** DATASET RECORDS **

┌──

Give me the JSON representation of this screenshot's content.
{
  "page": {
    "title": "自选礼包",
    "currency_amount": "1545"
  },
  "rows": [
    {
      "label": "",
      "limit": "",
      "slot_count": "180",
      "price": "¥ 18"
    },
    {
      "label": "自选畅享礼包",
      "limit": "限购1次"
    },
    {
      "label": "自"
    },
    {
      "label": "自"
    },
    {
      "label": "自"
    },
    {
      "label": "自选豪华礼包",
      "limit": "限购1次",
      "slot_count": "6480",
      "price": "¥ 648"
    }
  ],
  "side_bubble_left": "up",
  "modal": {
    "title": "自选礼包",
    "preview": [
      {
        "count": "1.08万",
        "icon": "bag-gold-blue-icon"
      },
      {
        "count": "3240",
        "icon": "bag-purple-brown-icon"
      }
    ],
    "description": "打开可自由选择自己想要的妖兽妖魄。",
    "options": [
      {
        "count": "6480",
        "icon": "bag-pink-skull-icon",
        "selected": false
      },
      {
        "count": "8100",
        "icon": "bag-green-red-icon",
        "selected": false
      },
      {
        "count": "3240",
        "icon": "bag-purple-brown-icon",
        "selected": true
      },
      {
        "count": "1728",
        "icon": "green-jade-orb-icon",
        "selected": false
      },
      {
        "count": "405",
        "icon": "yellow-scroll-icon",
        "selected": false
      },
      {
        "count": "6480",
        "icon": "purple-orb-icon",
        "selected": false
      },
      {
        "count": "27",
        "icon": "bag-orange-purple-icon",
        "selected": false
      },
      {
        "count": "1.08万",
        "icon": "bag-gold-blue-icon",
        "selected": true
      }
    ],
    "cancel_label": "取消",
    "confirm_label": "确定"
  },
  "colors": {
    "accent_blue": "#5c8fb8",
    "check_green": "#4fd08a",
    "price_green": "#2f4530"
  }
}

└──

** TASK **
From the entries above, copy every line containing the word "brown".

** SOLUTION FOR THIS EXERCISE **
        "icon": "bag-purple-brown-icon"
        "icon": "bag-purple-brown-icon",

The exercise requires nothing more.